The "Persistence Scorecard" is published twice a year by S&P Dow Jones Indices. It tracks the consistency of the top performing, actively managed U.S. mutual funds. Index and sector funds are not included in the sample. And survivorship bias — the tendency of analysts to throw out the results of funds that didn't survive the period of observation — is eliminated by using a database of funds from The University of Chicago's Center for Research in Security Prices as a baseline data source.
Several findings in particular stand out from the most recent edition of the scorecard, released last month. The details should be enough to convince even the most loyal and diehard investors that it's time to give up actively managed mutual funds and make the switch to passive, market-matching index funds:
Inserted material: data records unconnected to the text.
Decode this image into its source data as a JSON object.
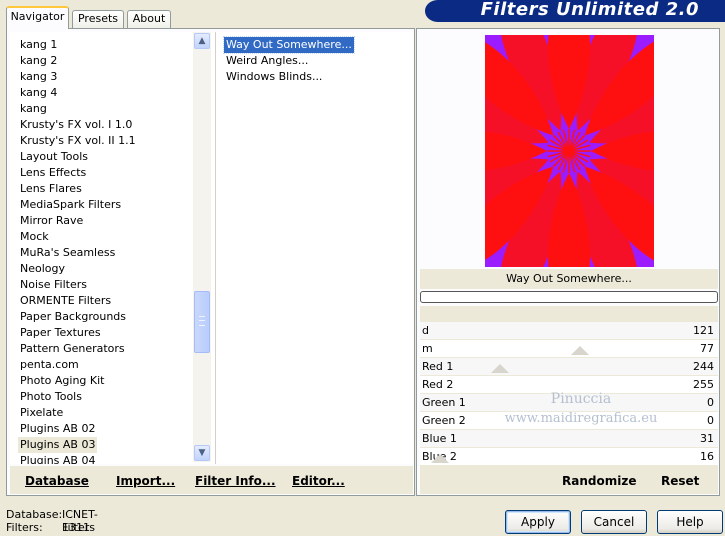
{
  "app": {
    "title": "Filters Unlimited 2.0"
  },
  "tabs": [
    {
      "label": "Navigator",
      "active": true
    },
    {
      "label": "Presets",
      "active": false
    },
    {
      "label": "About",
      "active": false
    }
  ],
  "categories": [
    "kang 1",
    "kang 2",
    "kang 3",
    "kang 4",
    "kang",
    "Krusty's FX vol. I 1.0",
    "Krusty's FX vol. II 1.1",
    "Layout Tools",
    "Lens Effects",
    "Lens Flares",
    "MediaSpark Filters",
    "Mirror Rave",
    "Mock",
    "MuRa's Seamless",
    "Neology",
    "Noise Filters",
    "ORMENTE Filters",
    "Paper Backgrounds",
    "Paper Textures",
    "Pattern Generators",
    "penta.com",
    "Photo Aging Kit",
    "Photo Tools",
    "Pixelate",
    "Plugins AB 02",
    "Plugins AB 03",
    "Plugins AB 04"
  ],
  "selected_category": "Plugins AB 03",
  "filters": [
    "Way Out Somewhere...",
    "Weird Angles...",
    "Windows Blinds..."
  ],
  "selected_filter": "Way Out Somewhere...",
  "left_buttons": {
    "database": "Database",
    "import": "Import...",
    "filter_info": "Filter Info...",
    "editor": "Editor..."
  },
  "preview": {
    "caption": "Way Out Somewhere...",
    "progress": 0
  },
  "params": [
    {
      "name": "d",
      "value": "121"
    },
    {
      "name": "m",
      "value": "77"
    },
    {
      "name": "Red 1",
      "value": "244"
    },
    {
      "name": "Red 2",
      "value": "255"
    },
    {
      "name": "Green 1",
      "value": "0"
    },
    {
      "name": "Green 2",
      "value": "0"
    },
    {
      "name": "Blue 1",
      "value": "31"
    },
    {
      "name": "Blue 2",
      "value": "16"
    }
  ],
  "watermark": {
    "line1": "Pinuccia",
    "line2": "www.maidiregrafica.eu"
  },
  "right_buttons": {
    "randomize": "Randomize",
    "reset": "Reset"
  },
  "status": {
    "database_label": "Database:",
    "database_value": "ICNET-Filters",
    "filters_label": "Filters:",
    "filters_value": "1311"
  },
  "dialog_buttons": {
    "apply": "Apply",
    "cancel": "Cancel",
    "help": "Help"
  },
  "colors": {
    "banner": "#0a2a83",
    "selection": "#316ac5",
    "preview_bg": "#9b1cff",
    "preview_petal": "#ff1010"
  }
}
Less than four percent of the 687 funds studied from March 2012 through March 2014 managed to stay in the top quartile of performers. Only 18.66 percent of 1,372 funds studied for the same time period stayed in the top half.
Out of 715 funds studied from March 2010 through March 2014, only 0.28 percent stayed in the top quartile of performers. Only 4.47 percent out of 1,431 funds studied for the same time period stayed in the top half.
In other words, even when actively managed funds perform extremely well, they’re not likely to sustain that performance for an extended period of time. “It is worth noting,” the S&P report said, “that no large-cap or mid-cap funds managed to remain in the top quartile at the end of the five-year measurement period.”
Instead, the best-performing funds were prone to becoming the worst-performing funds, and vice versa. And maybe not so surprising, the bottom 25 percent of funds were much more likely to be merged or liquidated for any time period or market-cap category studied.
So actively managed mutual funds are not all they're made out to be, particularly by the companies trying to get you to invest your money in them. Why index funds then? As the name suggests, index funds simply track a benchmark, like the S&P 500, rather than try to beat the market; the Persistence Scorecard shows just how difficult it is for fund managers to perform consistently well over long periods of time, suggesting this is no easy task.
And with an index fund there's no fund manager actively trading stocks in and out of the fund — which costs money — so overall costs remain low. And since index funds mean to only match the market, there's never a worry of significantly underperforming it, let alone the potential weirdness of your fund flip-flopping between being a top performer and a bottom performer for no discernible reason.
The S&P 500 gained 29.6 percent in 2013. If you had money in a corresponding index fund, you did well. Of course, following the market doesn't mean you'll always do that well, but you'd have to consider yourself pretty lucky to think you — or a fund manager — could do much better.